Fitzpatrick, J., Bulsara, M. K., O’Donnell, J., McCrory, P. R., & Zheng, M. H. (2018). The Effectiveness of Platelet-Rich Plasma Injections in Gluteal Tendinopathy: A Randomized, Double-Blind Controlled Trial Comparing a Single Platelet-Rich Plasma Injection With a Single Corticosteroid Injection.
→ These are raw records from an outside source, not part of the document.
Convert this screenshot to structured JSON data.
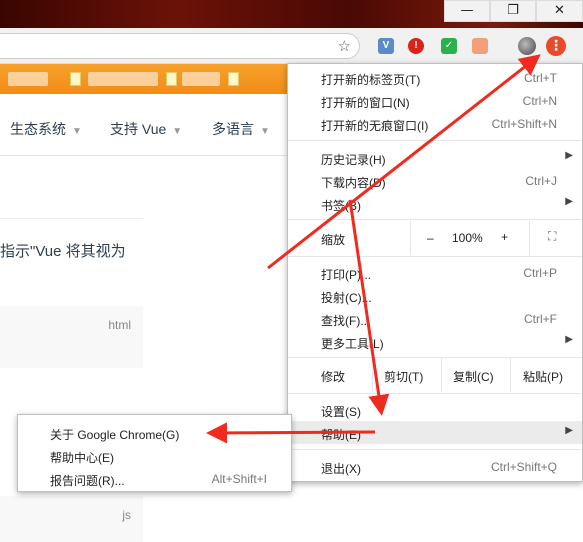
{
  "window": {
    "minimize_glyph": "—",
    "restore_glyph": "❐",
    "close_glyph": "✕"
  },
  "toolbar": {
    "star_icon": "star-icon",
    "kebab_glyph": "⋮"
  },
  "page": {
    "nav_items": [
      "生态系统",
      "支持 Vue",
      "多语言"
    ],
    "caret": "▼",
    "content_text": "指示\"Vue 将其视为",
    "code_lang_1": "html",
    "code_lang_2": "js"
  },
  "menu": {
    "new_tab": {
      "label": "打开新的标签页(T)",
      "shortcut": "Ctrl+T"
    },
    "new_window": {
      "label": "打开新的窗口(N)",
      "shortcut": "Ctrl+N"
    },
    "incognito": {
      "label": "打开新的无痕窗口(I)",
      "shortcut": "Ctrl+Shift+N"
    },
    "history": {
      "label": "历史记录(H)"
    },
    "downloads": {
      "label": "下载内容(D)",
      "shortcut": "Ctrl+J"
    },
    "bookmarks": {
      "label": "书签(B)"
    },
    "zoom": {
      "label": "缩放",
      "minus": "–",
      "value": "100%",
      "plus": "+"
    },
    "print": {
      "label": "打印(P)...",
      "shortcut": "Ctrl+P"
    },
    "cast": {
      "label": "投射(C)..."
    },
    "find": {
      "label": "查找(F)...",
      "shortcut": "Ctrl+F"
    },
    "more_tools": {
      "label": "更多工具(L)"
    },
    "edit": {
      "label": "修改",
      "cut": "剪切(T)",
      "copy": "复制(C)",
      "paste": "粘贴(P)"
    },
    "settings": {
      "label": "设置(S)"
    },
    "help": {
      "label": "帮助(E)"
    },
    "exit": {
      "label": "退出(X)",
      "shortcut": "Ctrl+Shift+Q"
    },
    "submenu_arrow": "▶"
  },
  "submenu": {
    "about": {
      "label": "关于 Google Chrome(G)"
    },
    "help_center": {
      "label": "帮助中心(E)"
    },
    "report": {
      "label": "报告问题(R)...",
      "shortcut": "Alt+Shift+I"
    }
  },
  "colors": {
    "annotation_red": "#f02a1e",
    "bookmark_bar": "#f39519",
    "highlight": "#ebebeb"
  }
}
The American Journal of Sports Medicine, 46(4), 933–939.
Fitzpatrick, J., Bulsara, M. K., O’Donnell, J., & Zheng, M. H. (2019). Leucocyte-Rich Platelet-Rich Plasma Treatment of Gluteus Medius and Minimus Tendinopathy: A Double-Blind Randomized Controlled Trial With 2-Year Follow-up. The American Journal of Sports Medicine, 47(5), 1130–1137.
Andriolo, L., Altamura, S. A., Reale, D., Candrian, C., Zaffagnini, S., & Filardo, G. (2019). Nonsurgical Treatments of Patellar Tendinopathy: Multiple Injections of Platelet-Rich Plasma Are a Suitable Option: A Systematic Review and Meta-analysis. The American Journal of Sports Medicine, 47(4), 1001–1018.
A Hamid, M. S., Mohamed Ali, M. R., Yusof, A., George, J., & Lee, L. P. C. (2014). Platelet-Rich Plasma Injections for the Treatment of Hamstring Injuries: A Randomized Controlled Trial. The American Journal of Sports Medicine, 42(10), 2410–2418.
Lhee S, Kim J, Jeon J, et al. (2016). Prospective randomized clinical study for the treatment of lateral epicondylitis; comparison among PRP (Platelet-Rich Plasma), prolotherapy, physiotherapy and ECSWT. British Journal of Sports Medicine, 50 (4).
Peerbooms, J. C., Sluimer, J., Bruijn, D. J., & Gosens, T. (2010). Positive Effect of an Autologous Platelet Concentrate in Lateral Epicondylitis in a Double-Blind Randomized Controlled Trial: Platelet-Rich Plasma Versus Corticosteroid Injection with a 1-Year Follow-up. The American Journal of Sports Medicine, 38(2), 255–262.
Gosens, T., Peerbooms, J. C., van Laar, W., & den Oudsten, B. L. (2011). Ongoing Positive Effect of Platelet-Rich Plasma Versus Corticosteroid Injection in Lateral Epicondylitis: A Double-Blind Randomized Controlled Trial With 2-year Follow-up. The American Journal of Sports Medicine, 39(6), 1200–1208.